Early Saturday morning I was out on the Adams County gravel roads in my old Ford pickup truck, tearing up the miles bringing news to rural folks.
I like the weekends, even though the early-morning hours are stressful and I have to struggle to stay awake. Coffee helps, as do music and fabulation. It’s also a privilege to be a witness to a couple of sunrises every week. How many do you see? Henry Thoreau once jokingly wrote that he should be a paid county official, with an official title: Inspector Of Snowstorms. I’m the local Inspector Of Sunrises, at least on the weekends; I assume Adams County has someone else watching for cool weekday sunrises. If not, what a shame!
The roads I travel are in uplands and lowlands. I pay close attention, as dawn nears, when I’m on an upland stretch with a generous view of the eastern horizon.

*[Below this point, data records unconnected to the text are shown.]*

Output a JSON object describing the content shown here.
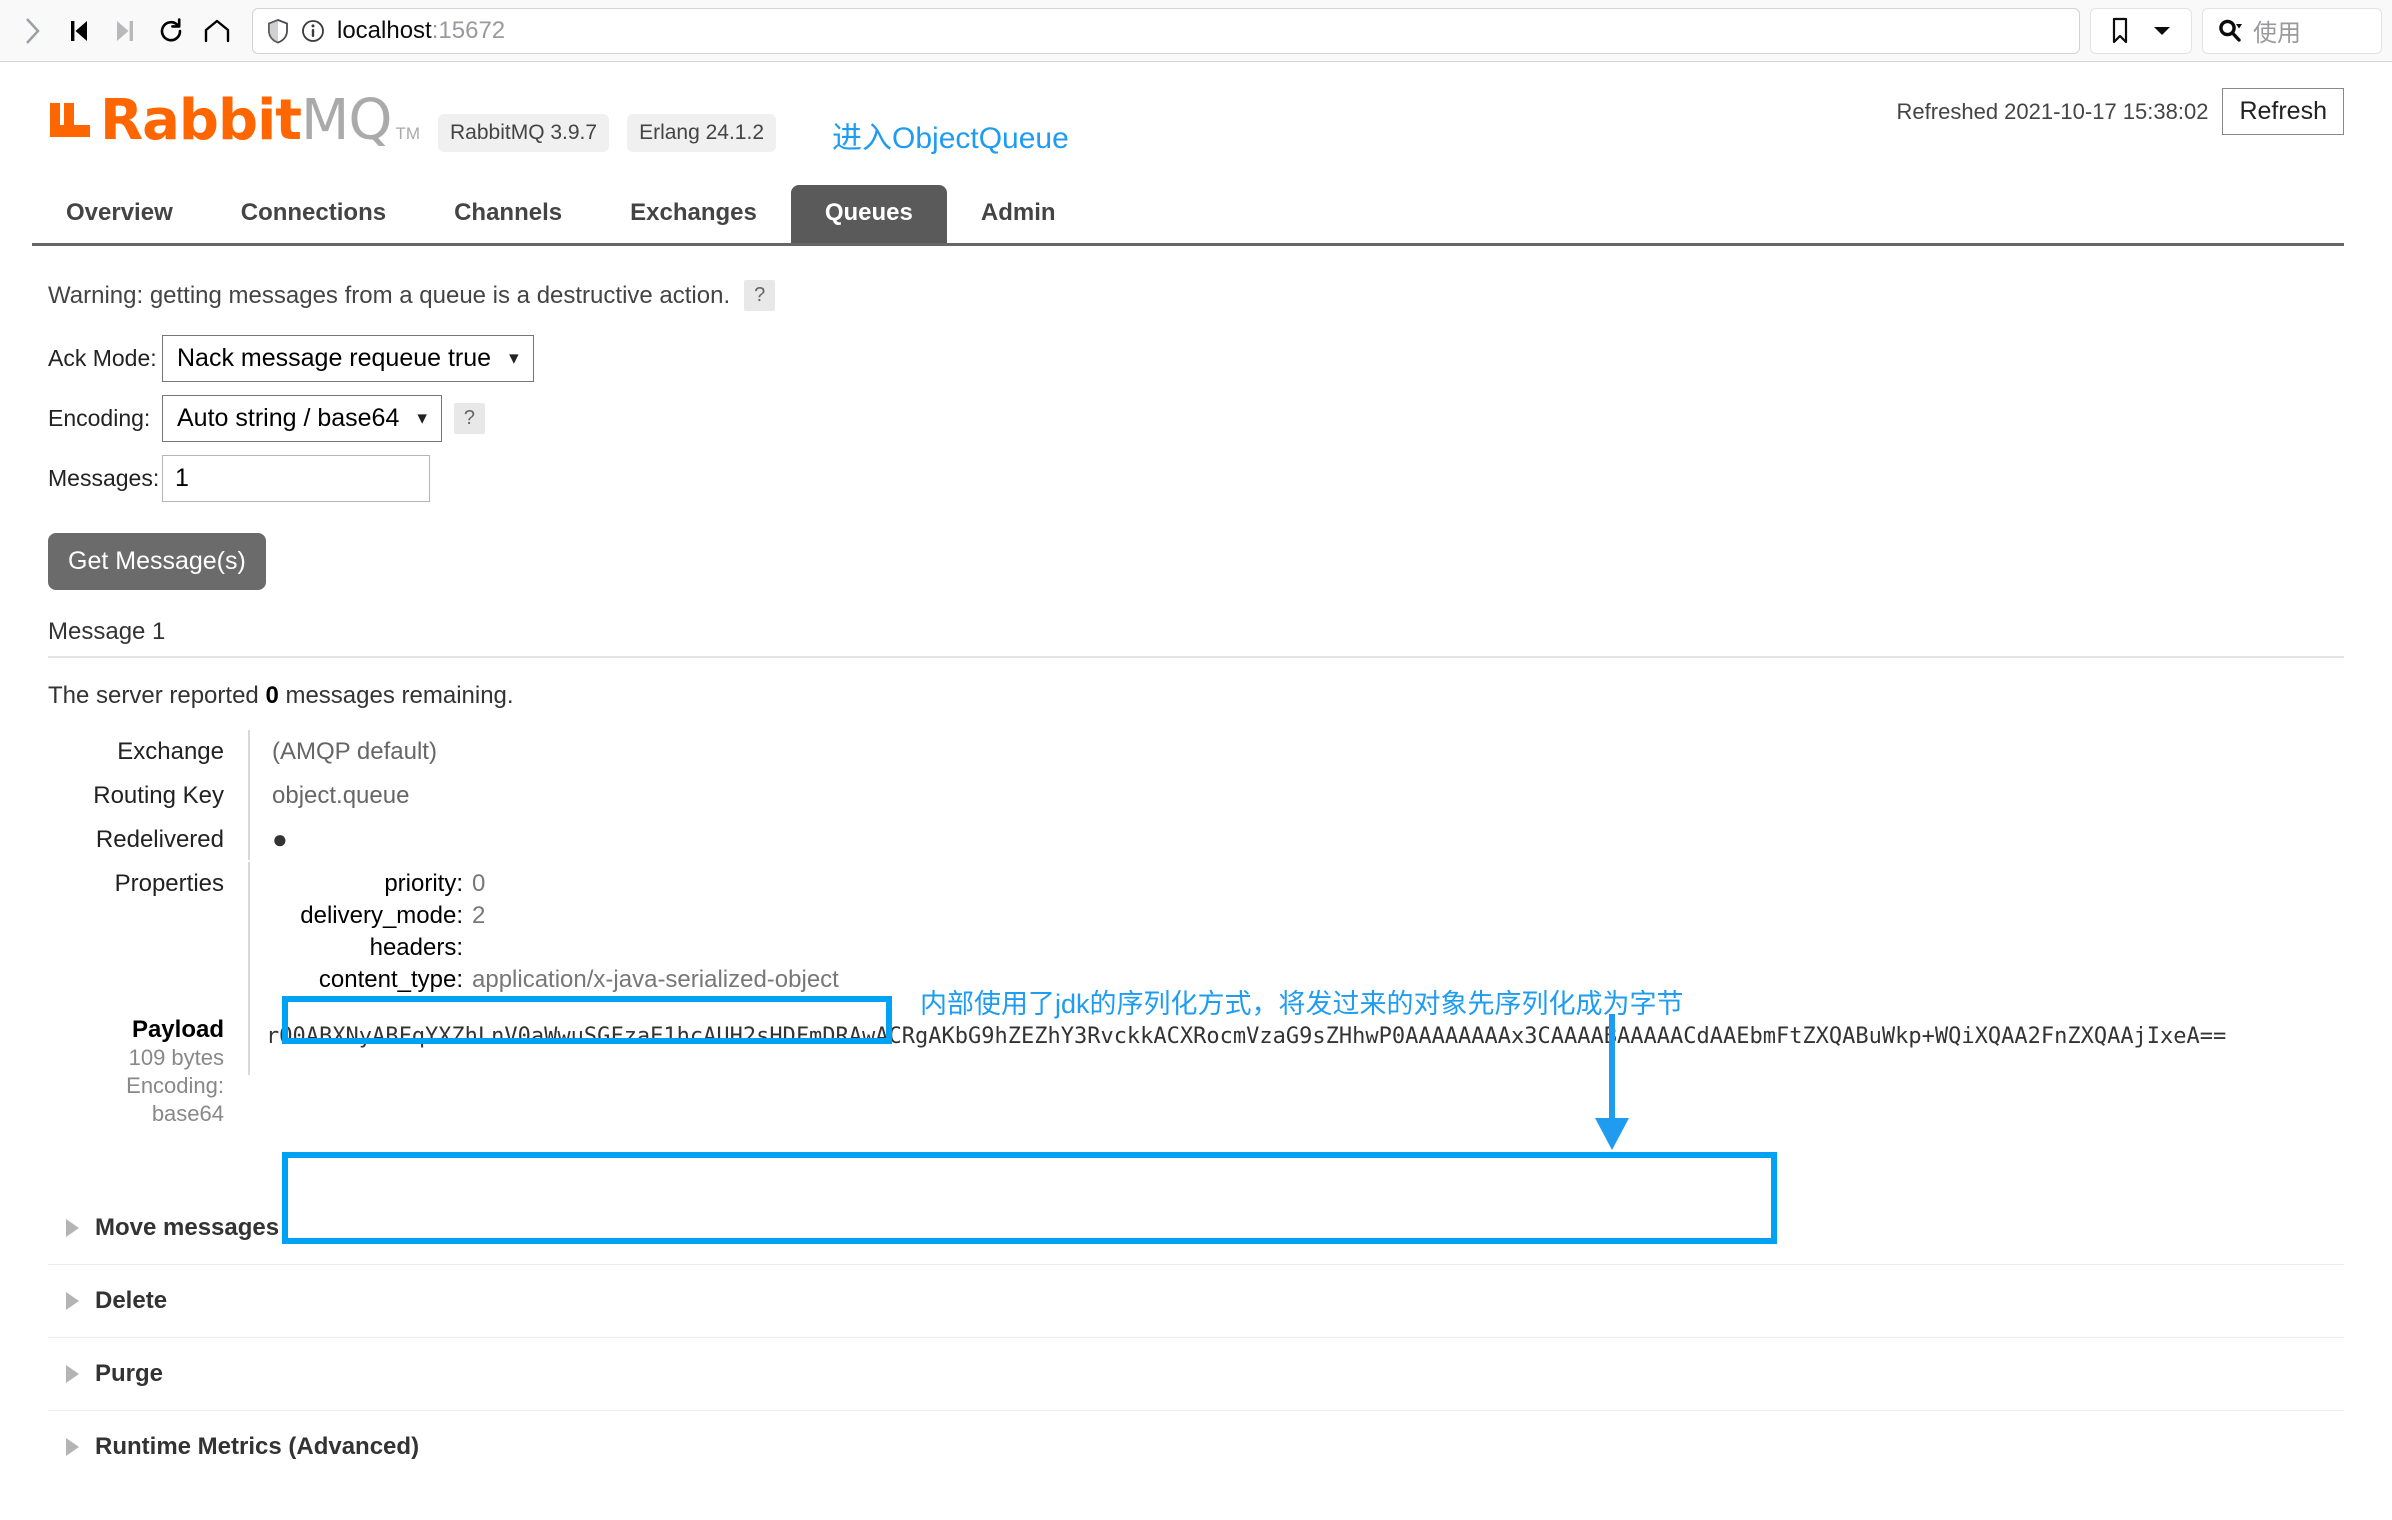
{
  "browser": {
    "url_host": "localhost",
    "url_port": ":15672",
    "search_placeholder": "使用",
    "icons": {
      "forward": "chevron-right-icon",
      "prev": "skip-back-icon",
      "next": "skip-forward-icon",
      "reload": "reload-icon",
      "home": "home-icon",
      "shield": "shield-icon",
      "info": "info-circle-icon",
      "bookmark": "bookmark-icon",
      "dropdown": "chevron-down-icon",
      "search": "search-icon"
    }
  },
  "header": {
    "logo_primary": "Rabbit",
    "logo_secondary": "MQ",
    "logo_tm": "TM",
    "badge_rabbitmq": "RabbitMQ 3.9.7",
    "badge_erlang": "Erlang 24.1.2",
    "annotation_link": "进入ObjectQueue",
    "refreshed": "Refreshed 2021-10-17 15:38:02",
    "refresh_button": "Refresh"
  },
  "tabs": [
    {
      "label": "Overview",
      "active": false
    },
    {
      "label": "Connections",
      "active": false
    },
    {
      "label": "Channels",
      "active": false
    },
    {
      "label": "Exchanges",
      "active": false
    },
    {
      "label": "Queues",
      "active": true
    },
    {
      "label": "Admin",
      "active": false
    }
  ],
  "warning": {
    "text": "Warning: getting messages from a queue is a destructive action.",
    "help": "?"
  },
  "form": {
    "ack_mode_label": "Ack Mode:",
    "ack_mode_value": "Nack message requeue true",
    "encoding_label": "Encoding:",
    "encoding_value": "Auto string / base64",
    "encoding_help": "?",
    "messages_label": "Messages:",
    "messages_value": "1",
    "get_messages_button": "Get Message(s)"
  },
  "message": {
    "heading": "Message 1",
    "server_report_prefix": "The server reported ",
    "server_report_count": "0",
    "server_report_suffix": " messages remaining.",
    "exchange_label": "Exchange",
    "exchange_value": "(AMQP default)",
    "routing_key_label": "Routing Key",
    "routing_key_value": "object.queue",
    "redelivered_label": "Redelivered",
    "redelivered_value": "●",
    "properties_label": "Properties",
    "properties": [
      {
        "key": "priority:",
        "value": "0"
      },
      {
        "key": "delivery_mode:",
        "value": "2"
      },
      {
        "key": "headers:",
        "value": ""
      },
      {
        "key": "content_type:",
        "value": "application/x-java-serialized-object"
      }
    ],
    "payload_label": "Payload",
    "payload_size": "109 bytes",
    "payload_encoding": "Encoding: base64",
    "payload_value": "rO0ABXNyABFqYXZhLnV0aWwuSGFzaE1hcAUH2sHDFmDRAwACRgAKbG9hZEZhY3RvckkACXRocmVzaG9sZHhwP0AAAAAAAAx3CAAAABAAAAACdAAEbmFtZXQABuWkp+WQiXQAA2FnZXQAAjIxeA=="
  },
  "annotation": {
    "note": "内部使用了jdk的序列化方式，将发过来的对象先序列化成为字节",
    "accent_color": "#00a2f3",
    "link_color": "#1f9cf0"
  },
  "accordion": [
    {
      "label": "Move messages"
    },
    {
      "label": "Delete"
    },
    {
      "label": "Purge"
    },
    {
      "label": "Runtime Metrics (Advanced)"
    }
  ]
}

The clouds looked favorable as I tooled down 800th St. The sun’s rays were favored and amplified by my friend Eos, the Greek goddess of the dawn, who spends a few mornings every year exercising her rosy fingers here in the Midwest hinterlands. I got to know that deity many years ago; we made a deal: she’ll show me her works if I respond appropriately with improvised fiddle tunes.
As the pre-dawn sky display evolved I recognized one of Eos’s favorite motifs these days. She likes to work jet contrails into her one-off designs.
I liked that! As I drove I waited for the next phase of the design:
Notice how in that photo I captured both a farm-house light and a blinking TV tower light. One-second exposure with the camera steadied on the top of a sleeping customer’s mailbox.
The sun continued its inexorable rise (really the planet sinking) as I drove. It gratifies me to have images stored on the camera’s chip, a treat to sample once I get home and upload the files onto my computer.
The sunrise, I could tell, wasn’t going to develop into one of those occasional mind-blowers. I said to myself, “Well, I probably won’t take any more photos.”
It was a fairly warm morning, unusual for this time of year. My window was open and I had my forearm draped on the top of the opening. Suddenly a winged form flapped into the truck. I was startled; I looked to my right and saw a winged humanoid form, about the size of a Great Horned Owl, perched on the back of the seat next to me.
The winged creature had the form of a woman, though with wings arching from her back. The wing feathers were curiously mottled in shades of red and yellow and the creature wore flowing robes colored similarly.
“Hi, Eos — good to see you again!”
“How’d you like that predawn segment? I worked hard on that, and I even had some nice contrails to work with.”
“It was good, Eos — understated but masterful. I shot some photos.”
“I saw you driving along from on high — You were shooting some photos and I thought I’d fly down to see what you think. Nobody else was watching!”
“A good predawn sequence, but it seems like it fizzled out after that! I know you did your best!”
“Oh, it’s so hard sometimes, Larry! The clouds are hard to manage — it’s like herding cats — and that stupid Earth of yours is so set in its ways! If I could convince that stolid planet to let me slow or speed up the rotation during a dawn it would make things so much easier! That big hunk of iron and rock has been doing that rotation thing for entirely too long!”
“Well, like any artist, you have to work with the tools and materials you have available. A dozen splendid sunrises in a year is pretty good for this part of the country!”
The goddess peered out the windshield at the fading sunrise. She said:
“Now that isn’t too bad! Look at the juxtaposition of reds and blues! Why don’t you stop and take some more photos?”
“Oh, Eos, it’s not that good!”
“Please, Larry! I’ll bet if you crop the photo you could get something nice to show your slug-a-bed readers!”
“Well, okay…” It’s difficult to resist the entreaties of a goddess, however minor.
Eos said, “Thank you, Larry! I need to get to a meeting. I’m pleading my case today. I want to be able to do more artistic things with my sunrises. I’ve been thinking of a geometrical approach — maybe some Mondrian sunrises, and I’d love to do some Escher-like patterns! They’ve been resisting — damned traditionalists!”
“Just who are ‘they’?”
“Oh, I really can’t tell you, Larry! They would put me to work at the icicle lathes, a boring job I loathe! Hey, I gotta go!”
The deity flew out of the truck’s window and off into the distance. The sun was well up, and I finished my route and drove back to Quincy. I always enjoy talking with minor deities!